Posted: 11/25/2021 15:02:21 PM
Modified: 11/25/2021 15:02:05
Modern humans have only evolved from their primate ancestors in the past hundreds of thousands of years. The first forest ecosystems with real trees emerged hundreds of millions of years ago and managed themselves. The idea that humans must “manage” nature as “resources” within an industrial economic system is only a few hundred years old.
Some now argue that all of nature should be “managed” in this way, despite the mass extinction and climate disruption caused by such management. In response to the dire consequences of this mining system, prominent Harvard biologist EO Wilson argued that we must leave half the earth untouched, to manage itself.
In a May article in “Frontiers in Forests and Global Change,” Robert Leverett and his co-authors note that the world’s forests “store carbon and reduce annual increases in atmospheric carbon dioxide by about 30%”, and if they are not disturbed, forest recovery could almost close the entire carbon loss gap “between [human caused] emission and absorption rate.
The Massachusetts Fish and Game Department’s “management” of land focuses on extracting resources from the natural environment, whether they are game, fish or wood products. Because of this narrow focus, the ministry appears unable to respond to climate change with the necessary focus on natural carbon capture and storage that the climate emergency requires.
The Department’s Fisheries and Wildlife Division (DFW) repeatedly praises the fact that more carbon is stored each year on the land it manages than is harvested. But justifying extractive management in this way is far from being an adequate response to the climate crisis we are facing today.
We need to drastically reduce logging on public lands. Unused forests store more carbon and harbor more biodiversity than any logging regime. In addition, as climate change already underway will increase the rate of natural disturbance, human disturbance is expected to decrease accordingly. Unfortunately, DFW fails to seriously account for carbon from its logging projects, such as the gigantic clearcuts and biomass burning associated with clearcuts at Muddy Brook in Hardwick, and Wildlife Management Areas. Herman Covey and Birch Hill, to name a few. See this detailed document for photos and information: maforests.org/DFW.pdf/.
Such management by logging releases most of the carbon in tens of thousands of acres of forested land into the atmosphere.

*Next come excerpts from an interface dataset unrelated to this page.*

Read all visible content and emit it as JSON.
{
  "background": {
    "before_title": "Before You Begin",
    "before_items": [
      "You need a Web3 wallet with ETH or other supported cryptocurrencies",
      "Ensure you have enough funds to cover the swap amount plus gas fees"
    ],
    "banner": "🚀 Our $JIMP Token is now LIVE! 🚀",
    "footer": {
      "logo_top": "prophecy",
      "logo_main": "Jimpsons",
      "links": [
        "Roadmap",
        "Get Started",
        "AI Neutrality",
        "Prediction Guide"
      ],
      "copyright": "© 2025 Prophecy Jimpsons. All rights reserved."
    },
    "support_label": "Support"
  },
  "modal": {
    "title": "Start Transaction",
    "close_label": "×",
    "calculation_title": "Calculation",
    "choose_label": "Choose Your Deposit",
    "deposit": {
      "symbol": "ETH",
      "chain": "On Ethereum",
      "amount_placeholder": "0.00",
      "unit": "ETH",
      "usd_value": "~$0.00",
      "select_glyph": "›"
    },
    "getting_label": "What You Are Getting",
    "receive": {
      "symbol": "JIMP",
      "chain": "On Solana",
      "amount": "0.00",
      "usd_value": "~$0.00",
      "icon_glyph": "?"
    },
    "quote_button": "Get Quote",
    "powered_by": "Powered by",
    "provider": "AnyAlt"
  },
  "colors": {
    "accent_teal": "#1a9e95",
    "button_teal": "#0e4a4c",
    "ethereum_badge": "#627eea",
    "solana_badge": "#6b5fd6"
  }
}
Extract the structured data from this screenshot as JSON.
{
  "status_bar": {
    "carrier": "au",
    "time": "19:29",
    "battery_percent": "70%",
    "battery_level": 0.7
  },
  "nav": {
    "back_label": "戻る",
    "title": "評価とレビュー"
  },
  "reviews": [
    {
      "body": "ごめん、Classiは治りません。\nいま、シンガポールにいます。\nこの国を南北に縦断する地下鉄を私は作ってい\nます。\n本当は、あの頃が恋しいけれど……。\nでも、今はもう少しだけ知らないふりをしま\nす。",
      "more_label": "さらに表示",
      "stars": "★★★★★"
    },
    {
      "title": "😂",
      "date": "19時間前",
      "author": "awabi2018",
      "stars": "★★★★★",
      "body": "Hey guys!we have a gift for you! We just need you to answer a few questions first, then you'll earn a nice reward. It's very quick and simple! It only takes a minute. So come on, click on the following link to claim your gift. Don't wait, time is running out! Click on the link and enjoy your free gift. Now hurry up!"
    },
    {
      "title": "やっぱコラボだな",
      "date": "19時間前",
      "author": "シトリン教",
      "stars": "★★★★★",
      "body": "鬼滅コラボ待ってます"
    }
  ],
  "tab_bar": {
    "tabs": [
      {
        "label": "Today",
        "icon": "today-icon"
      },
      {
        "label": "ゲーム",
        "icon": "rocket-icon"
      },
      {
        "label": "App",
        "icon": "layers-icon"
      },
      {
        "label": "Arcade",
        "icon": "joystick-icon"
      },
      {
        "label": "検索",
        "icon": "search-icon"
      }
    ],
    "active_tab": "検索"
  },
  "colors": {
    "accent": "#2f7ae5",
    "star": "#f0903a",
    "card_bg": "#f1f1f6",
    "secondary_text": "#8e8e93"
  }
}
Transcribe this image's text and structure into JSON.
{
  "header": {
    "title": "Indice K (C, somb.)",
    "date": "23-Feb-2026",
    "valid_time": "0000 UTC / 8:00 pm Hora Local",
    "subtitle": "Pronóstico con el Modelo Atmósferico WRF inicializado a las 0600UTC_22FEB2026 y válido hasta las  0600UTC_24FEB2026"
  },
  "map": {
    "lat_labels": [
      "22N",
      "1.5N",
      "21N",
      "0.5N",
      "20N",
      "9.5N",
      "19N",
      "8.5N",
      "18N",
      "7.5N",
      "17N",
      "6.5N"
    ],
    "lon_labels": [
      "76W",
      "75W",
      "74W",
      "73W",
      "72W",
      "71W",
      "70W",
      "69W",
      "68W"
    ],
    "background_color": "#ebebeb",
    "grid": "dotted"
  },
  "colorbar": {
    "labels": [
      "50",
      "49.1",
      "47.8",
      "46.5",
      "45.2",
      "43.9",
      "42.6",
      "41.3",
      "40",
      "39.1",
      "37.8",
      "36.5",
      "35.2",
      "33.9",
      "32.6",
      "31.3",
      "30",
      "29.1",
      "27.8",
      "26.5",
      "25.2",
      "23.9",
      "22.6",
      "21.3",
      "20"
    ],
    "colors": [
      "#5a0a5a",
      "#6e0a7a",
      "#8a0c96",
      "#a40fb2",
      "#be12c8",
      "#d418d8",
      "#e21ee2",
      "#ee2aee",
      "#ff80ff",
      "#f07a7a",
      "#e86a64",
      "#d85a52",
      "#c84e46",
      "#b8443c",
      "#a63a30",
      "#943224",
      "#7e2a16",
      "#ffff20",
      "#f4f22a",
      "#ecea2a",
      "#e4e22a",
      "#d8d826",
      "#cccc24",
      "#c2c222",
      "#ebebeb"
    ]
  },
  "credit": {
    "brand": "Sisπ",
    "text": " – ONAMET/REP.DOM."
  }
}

The agency also plans to eventually cut 86% of all DFW forests in turn to create “young forest habitat,” meaning that much of their more than 200,000 acres of managed land will store much less. of carbon only if it were allowed to continue to grow.
DFW provided $ 307,631 in 2019 (the most recent data available) in the form of grants to private landowners, much of it for commercial logging projects aimed at creating young forest habitats (stumps and brush ). This continued destruction of old growth forests prevents them from becoming old growth forests, which now make up less than 0.05% of our state’s forests. Old-growth forests with very large trees are extremely rich in carbon and biodiversity, and ensuring their increase should be a conservation priority.
Logging transforms areas of living forest actively accumulating carbon into net sources of carbon dioxide for years as the remaining biomass decomposes, and it takes decades to replenish the carbon stores removed in the process. . Harvesting, transporting and manufacturing forest products also comes with carbon emissions that must be taken into account, and only a tiny fraction of the products produced last for long periods of time.
Left alone, our forests can continue to accumulate carbon for centuries, and we cannot afford to waste this short-term earning capacity in the face of an increasingly severe climate emergency.
The Baker administration has proposed that 50% of the state’s carbon emission reduction targets be met by purchasing carbon offsets from other states, rather than maximizing forest carbon accumulation here.
Governments or companies buy these credits in order to continue to emit carbon dioxide into the atmosphere. Renowned forest ecologist Charles Canham notes that existing carbon credit markets offer “no real offsets for greenhouse gas emissions” and that “market failures are structural and profound, and may be irremediable.” Canham’s analysis can be found here: caryinstitute.org/news-insights/feature/rethinking-forest-carbon-offsets/.
The future is ours. Please ask your state officials to support these Forest Preservation Bills: H.912, Forest Protection Act and H.1002, Enhanced Protection of Wildlife Management Areas Act.
Bart Bouricius, a member of the Wendell Forest Alliance, lived in Amherst for 25 years before moving to Montague.